* [Your goal]:
Return only those lines of the material that contain "label".

* [Given records]:
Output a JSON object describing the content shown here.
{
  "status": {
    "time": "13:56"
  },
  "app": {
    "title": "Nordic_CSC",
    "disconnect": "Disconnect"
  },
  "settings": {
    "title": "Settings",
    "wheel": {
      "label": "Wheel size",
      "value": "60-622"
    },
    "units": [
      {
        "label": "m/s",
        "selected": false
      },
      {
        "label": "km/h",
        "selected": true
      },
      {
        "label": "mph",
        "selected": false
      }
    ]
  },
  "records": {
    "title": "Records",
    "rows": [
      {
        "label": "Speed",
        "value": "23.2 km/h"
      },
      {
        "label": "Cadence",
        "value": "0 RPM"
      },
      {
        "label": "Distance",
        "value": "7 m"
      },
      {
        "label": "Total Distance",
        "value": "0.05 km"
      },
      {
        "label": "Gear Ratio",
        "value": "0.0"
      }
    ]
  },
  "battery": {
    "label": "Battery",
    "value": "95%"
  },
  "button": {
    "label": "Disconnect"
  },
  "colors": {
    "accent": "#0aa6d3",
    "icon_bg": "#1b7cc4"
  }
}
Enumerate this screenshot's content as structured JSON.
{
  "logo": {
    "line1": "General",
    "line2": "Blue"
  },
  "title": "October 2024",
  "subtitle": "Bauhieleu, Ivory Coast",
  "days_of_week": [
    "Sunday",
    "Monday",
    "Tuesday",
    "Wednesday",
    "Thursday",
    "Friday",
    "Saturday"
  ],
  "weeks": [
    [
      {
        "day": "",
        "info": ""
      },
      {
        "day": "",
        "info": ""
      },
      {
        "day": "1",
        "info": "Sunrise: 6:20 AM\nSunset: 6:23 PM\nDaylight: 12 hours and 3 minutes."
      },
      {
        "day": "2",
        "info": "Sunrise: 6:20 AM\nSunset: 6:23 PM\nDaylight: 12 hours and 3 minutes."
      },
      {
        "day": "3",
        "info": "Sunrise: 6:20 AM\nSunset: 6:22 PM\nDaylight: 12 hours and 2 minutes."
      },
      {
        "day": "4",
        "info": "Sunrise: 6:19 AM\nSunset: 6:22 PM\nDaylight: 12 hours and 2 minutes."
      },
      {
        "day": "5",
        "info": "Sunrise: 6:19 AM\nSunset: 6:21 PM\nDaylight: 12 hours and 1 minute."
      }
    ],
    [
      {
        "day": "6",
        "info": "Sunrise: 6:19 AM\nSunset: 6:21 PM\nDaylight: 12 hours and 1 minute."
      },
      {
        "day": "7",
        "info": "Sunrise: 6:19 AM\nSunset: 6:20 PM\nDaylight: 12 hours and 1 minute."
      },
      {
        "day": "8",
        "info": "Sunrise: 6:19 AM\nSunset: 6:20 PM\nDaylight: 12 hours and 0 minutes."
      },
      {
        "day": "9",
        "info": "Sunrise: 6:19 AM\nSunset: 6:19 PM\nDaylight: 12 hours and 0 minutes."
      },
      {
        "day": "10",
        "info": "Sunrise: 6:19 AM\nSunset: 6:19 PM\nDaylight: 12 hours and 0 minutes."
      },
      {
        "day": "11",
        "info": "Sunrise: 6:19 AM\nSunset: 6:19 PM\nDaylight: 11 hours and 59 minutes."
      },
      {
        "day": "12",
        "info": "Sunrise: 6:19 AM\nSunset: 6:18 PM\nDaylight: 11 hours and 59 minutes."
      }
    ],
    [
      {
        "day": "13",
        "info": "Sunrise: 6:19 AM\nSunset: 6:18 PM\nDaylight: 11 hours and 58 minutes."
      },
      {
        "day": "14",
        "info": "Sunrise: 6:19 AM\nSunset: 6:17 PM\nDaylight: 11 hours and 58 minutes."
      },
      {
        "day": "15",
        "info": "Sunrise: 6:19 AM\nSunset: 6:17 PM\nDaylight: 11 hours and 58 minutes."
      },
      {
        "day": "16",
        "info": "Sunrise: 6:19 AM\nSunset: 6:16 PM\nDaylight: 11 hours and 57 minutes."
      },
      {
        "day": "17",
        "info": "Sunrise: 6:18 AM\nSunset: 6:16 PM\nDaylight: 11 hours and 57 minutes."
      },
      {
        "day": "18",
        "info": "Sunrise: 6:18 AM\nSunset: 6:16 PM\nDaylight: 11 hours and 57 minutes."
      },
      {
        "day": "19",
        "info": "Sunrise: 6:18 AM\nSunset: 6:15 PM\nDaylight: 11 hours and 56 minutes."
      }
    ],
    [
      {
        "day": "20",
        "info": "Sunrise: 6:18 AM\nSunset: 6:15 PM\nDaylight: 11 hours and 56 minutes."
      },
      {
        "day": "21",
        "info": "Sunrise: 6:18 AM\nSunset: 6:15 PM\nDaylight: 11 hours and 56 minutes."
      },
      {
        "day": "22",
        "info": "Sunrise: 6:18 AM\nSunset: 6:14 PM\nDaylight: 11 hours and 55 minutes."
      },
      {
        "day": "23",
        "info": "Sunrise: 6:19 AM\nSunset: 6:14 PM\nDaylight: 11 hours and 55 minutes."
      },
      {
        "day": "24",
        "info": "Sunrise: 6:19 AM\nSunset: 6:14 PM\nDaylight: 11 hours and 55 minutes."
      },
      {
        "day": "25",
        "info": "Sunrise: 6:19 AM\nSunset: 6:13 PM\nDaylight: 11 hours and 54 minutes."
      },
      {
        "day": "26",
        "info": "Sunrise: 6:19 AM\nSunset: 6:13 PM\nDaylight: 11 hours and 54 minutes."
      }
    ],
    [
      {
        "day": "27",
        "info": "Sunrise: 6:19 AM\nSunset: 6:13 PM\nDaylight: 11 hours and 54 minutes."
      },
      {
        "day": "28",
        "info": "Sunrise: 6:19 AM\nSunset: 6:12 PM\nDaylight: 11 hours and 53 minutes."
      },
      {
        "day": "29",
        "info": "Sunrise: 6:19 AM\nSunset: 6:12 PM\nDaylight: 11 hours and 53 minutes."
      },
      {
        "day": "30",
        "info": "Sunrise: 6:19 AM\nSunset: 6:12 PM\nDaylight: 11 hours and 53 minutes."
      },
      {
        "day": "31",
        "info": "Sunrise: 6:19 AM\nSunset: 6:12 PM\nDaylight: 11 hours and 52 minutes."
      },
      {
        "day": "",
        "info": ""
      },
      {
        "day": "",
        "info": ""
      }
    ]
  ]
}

* [Finished exercise]:
      "label": "Wheel size",
        "label": "m/s",
        "label": "km/h",
        "label": "mph",
        "label": "Speed",
        "label": "Cadence",
        "label": "Distance",
        "label": "Total Distance",
        "label": "Gear Ratio",
    "label": "Battery",
    "label": "Disconnect"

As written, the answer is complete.